● WORK TO COMPLETE: Your job is to copy the lines from the material that include "Quốc".

● MATERIAL SUPPLIED:

Start of Block

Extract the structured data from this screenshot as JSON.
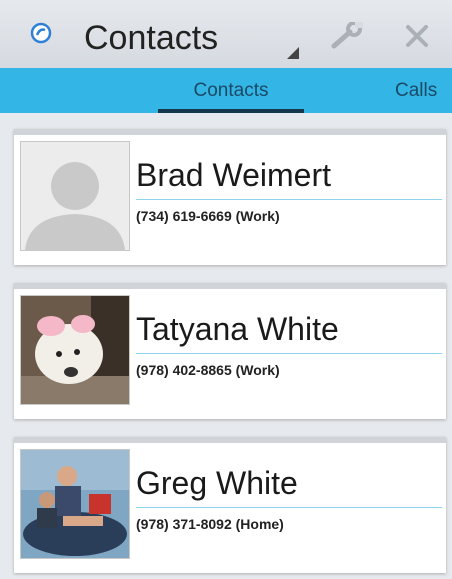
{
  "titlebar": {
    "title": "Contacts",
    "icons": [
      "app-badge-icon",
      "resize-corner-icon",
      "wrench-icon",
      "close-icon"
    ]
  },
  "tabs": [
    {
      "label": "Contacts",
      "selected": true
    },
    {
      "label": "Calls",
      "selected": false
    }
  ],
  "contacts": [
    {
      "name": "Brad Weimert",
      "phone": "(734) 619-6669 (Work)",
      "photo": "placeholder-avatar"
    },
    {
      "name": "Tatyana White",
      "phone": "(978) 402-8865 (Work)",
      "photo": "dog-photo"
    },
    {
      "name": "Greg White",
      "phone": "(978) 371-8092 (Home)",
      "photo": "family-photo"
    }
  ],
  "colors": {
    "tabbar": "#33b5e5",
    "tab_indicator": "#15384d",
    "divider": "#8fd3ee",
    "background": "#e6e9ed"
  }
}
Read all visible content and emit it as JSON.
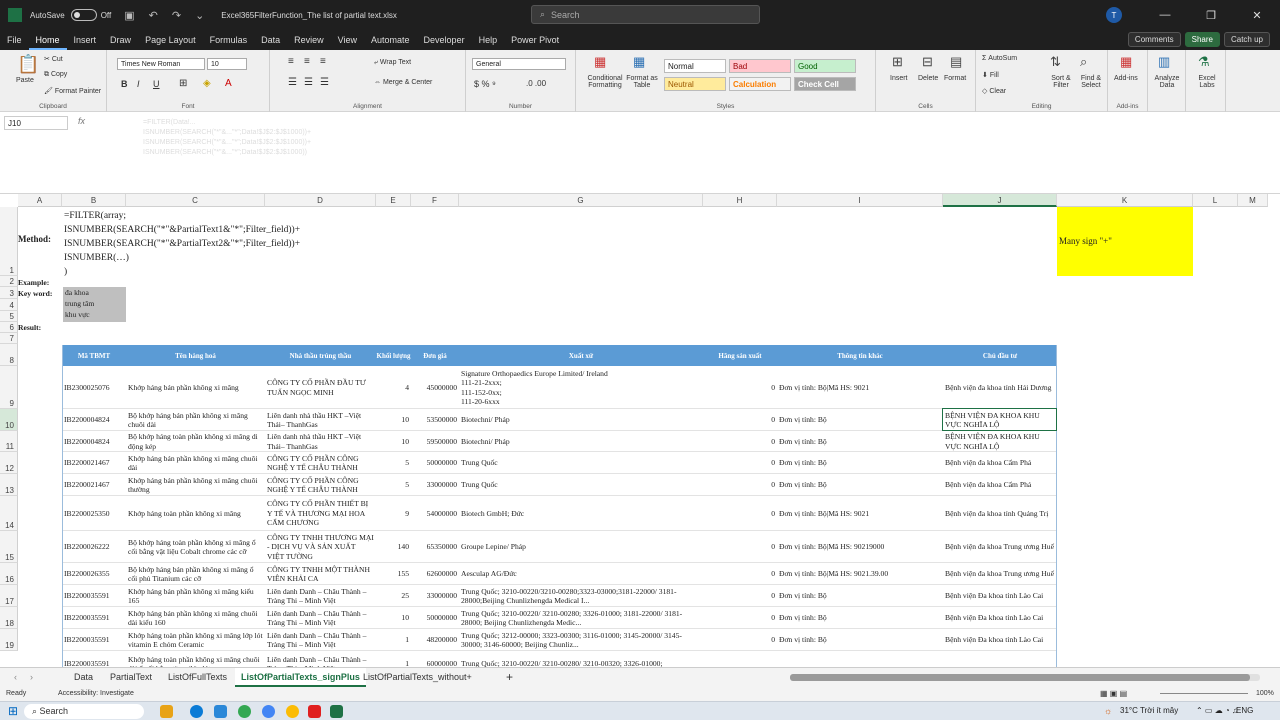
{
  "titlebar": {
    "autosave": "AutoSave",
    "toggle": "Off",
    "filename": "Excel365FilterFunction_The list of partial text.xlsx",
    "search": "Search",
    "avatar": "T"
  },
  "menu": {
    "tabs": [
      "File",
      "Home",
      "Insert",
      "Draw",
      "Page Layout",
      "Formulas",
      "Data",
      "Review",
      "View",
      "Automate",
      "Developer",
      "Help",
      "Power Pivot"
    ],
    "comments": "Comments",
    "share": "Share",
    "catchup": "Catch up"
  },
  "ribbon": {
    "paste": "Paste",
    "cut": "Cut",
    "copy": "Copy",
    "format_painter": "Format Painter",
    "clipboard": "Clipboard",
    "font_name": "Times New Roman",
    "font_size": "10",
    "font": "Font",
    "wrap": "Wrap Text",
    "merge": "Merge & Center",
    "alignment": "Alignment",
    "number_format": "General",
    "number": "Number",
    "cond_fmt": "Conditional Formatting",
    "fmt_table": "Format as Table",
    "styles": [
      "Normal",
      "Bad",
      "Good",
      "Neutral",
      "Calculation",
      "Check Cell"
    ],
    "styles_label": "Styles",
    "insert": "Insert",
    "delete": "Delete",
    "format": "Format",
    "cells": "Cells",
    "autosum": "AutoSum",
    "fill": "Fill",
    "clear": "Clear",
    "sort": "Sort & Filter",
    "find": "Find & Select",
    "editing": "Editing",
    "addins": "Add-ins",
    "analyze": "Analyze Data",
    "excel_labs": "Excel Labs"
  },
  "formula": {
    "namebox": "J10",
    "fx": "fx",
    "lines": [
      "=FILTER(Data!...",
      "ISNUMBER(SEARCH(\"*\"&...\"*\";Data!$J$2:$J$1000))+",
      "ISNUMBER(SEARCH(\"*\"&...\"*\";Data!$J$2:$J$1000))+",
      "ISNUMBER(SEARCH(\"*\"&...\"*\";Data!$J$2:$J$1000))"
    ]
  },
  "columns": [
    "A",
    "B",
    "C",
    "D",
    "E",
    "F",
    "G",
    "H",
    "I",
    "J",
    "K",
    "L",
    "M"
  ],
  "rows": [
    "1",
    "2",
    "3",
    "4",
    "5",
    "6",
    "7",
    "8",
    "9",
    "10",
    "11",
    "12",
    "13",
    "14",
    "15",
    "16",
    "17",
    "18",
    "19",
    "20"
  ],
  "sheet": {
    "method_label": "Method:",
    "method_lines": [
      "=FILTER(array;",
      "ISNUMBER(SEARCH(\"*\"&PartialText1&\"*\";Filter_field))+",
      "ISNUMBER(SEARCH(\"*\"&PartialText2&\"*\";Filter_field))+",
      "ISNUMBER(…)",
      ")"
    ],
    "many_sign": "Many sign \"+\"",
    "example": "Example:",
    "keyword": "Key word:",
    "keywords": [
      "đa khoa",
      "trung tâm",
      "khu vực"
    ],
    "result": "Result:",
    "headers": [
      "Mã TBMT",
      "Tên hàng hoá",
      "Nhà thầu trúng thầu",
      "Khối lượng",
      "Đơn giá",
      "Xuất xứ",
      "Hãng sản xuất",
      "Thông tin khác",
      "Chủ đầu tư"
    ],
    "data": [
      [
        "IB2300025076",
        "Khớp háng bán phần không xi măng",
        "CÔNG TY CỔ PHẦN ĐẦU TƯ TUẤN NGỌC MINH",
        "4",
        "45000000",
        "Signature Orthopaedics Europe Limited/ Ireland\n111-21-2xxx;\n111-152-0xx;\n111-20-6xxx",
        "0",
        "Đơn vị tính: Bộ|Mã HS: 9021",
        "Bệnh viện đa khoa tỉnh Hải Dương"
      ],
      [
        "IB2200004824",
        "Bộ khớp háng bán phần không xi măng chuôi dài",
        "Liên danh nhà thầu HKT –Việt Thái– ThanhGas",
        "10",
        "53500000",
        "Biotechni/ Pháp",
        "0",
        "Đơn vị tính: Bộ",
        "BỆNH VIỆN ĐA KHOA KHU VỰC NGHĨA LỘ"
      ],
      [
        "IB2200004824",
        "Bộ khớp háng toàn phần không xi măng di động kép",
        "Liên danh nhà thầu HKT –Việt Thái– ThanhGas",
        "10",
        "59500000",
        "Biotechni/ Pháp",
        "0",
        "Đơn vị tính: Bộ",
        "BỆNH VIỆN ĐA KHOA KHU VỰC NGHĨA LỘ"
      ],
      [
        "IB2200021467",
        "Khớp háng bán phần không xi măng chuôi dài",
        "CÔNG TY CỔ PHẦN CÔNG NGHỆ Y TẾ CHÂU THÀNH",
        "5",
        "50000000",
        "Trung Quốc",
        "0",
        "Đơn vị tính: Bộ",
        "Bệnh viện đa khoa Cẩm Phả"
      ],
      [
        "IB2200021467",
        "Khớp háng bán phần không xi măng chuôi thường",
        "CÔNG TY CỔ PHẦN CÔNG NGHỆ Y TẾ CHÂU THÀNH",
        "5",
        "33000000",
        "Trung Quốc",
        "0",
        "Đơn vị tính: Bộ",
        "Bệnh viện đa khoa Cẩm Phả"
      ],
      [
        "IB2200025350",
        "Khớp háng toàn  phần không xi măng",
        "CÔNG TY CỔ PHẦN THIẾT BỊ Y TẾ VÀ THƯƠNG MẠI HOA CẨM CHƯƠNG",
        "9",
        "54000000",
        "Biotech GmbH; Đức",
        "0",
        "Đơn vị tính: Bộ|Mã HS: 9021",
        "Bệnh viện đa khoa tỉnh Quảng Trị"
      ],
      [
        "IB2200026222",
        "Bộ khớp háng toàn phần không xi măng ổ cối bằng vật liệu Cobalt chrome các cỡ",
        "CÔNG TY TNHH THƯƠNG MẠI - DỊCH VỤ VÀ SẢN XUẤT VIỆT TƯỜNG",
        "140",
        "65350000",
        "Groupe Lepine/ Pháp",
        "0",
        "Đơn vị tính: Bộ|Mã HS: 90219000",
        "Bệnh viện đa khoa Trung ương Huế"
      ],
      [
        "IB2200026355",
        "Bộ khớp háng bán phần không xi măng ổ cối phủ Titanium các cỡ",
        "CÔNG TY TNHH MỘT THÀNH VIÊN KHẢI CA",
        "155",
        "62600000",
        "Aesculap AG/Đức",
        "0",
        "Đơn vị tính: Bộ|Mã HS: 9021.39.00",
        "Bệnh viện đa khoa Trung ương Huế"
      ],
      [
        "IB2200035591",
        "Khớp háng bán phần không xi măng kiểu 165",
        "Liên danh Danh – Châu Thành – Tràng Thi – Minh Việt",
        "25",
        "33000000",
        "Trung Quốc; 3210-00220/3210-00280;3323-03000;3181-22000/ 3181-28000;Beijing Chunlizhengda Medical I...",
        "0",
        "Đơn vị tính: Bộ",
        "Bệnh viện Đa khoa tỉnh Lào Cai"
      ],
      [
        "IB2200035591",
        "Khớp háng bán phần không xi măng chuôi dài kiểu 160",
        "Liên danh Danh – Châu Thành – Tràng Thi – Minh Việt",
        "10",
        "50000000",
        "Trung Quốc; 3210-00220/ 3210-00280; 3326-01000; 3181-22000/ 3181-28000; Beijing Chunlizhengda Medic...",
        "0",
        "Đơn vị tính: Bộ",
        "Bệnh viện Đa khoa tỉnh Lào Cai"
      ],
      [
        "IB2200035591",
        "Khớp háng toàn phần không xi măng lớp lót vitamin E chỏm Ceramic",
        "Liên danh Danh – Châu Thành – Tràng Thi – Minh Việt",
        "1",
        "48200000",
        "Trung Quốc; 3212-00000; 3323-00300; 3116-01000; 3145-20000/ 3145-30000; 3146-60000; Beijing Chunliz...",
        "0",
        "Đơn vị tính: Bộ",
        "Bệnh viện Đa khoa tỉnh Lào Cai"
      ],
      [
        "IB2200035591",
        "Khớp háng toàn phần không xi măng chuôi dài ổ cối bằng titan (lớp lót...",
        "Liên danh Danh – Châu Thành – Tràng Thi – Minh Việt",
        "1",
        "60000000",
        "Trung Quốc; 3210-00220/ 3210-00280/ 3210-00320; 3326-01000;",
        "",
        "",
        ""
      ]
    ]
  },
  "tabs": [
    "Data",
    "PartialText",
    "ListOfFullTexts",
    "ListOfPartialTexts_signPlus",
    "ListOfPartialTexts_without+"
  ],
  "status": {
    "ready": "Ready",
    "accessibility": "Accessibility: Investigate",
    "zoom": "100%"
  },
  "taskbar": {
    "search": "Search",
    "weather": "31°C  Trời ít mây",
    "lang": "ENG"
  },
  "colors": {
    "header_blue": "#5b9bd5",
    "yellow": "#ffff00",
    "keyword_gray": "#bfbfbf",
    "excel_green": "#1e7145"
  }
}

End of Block

● RESPONSE TO THIS EXERCISE:
        "Trung Quốc",
        "Trung Quốc",
        "Trung Quốc; 3210-00220/3210-00280;3323-03000;3181-22000/ 3181-28000;Beijing Chunlizhengda Medical I...",
        "Trung Quốc; 3210-00220/ 3210-00280; 3326-01000; 3181-22000/ 3181-28000; Beijing Chunlizhengda Medic...",
        "Trung Quốc; 3212-00000; 3323-00300; 3116-01000; 3145-20000/ 3145-30000; 3146-60000; Beijing Chunliz...",
        "Trung Quốc; 3210-00220/ 3210-00280/ 3210-00320; 3326-01000;",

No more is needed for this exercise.